● Activity
The response must contain every line below in which "category" appears.

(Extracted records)
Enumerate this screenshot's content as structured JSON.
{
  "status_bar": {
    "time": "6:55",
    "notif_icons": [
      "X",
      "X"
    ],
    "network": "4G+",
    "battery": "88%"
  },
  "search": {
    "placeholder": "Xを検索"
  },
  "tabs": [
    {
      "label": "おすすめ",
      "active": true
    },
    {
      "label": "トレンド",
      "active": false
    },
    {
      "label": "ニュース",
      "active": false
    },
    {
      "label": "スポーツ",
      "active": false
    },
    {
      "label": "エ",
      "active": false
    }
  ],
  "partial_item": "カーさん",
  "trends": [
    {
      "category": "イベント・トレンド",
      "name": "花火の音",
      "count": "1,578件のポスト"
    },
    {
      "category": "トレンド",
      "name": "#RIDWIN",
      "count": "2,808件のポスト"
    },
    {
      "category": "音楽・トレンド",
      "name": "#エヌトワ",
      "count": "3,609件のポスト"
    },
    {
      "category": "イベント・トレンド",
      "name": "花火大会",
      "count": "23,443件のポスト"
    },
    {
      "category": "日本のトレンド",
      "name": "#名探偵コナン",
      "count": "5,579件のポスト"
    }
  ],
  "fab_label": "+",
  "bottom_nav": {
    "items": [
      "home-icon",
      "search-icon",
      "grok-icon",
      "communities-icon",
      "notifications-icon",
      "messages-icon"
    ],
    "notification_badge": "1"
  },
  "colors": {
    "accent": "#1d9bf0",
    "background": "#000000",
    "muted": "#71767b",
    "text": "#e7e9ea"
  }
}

● Result below
      "category": "イベント・トレンド",
      "category": "トレンド",
      "category": "音楽・トレンド",
      "category": "イベント・トレンド",
      "category": "日本のトレンド",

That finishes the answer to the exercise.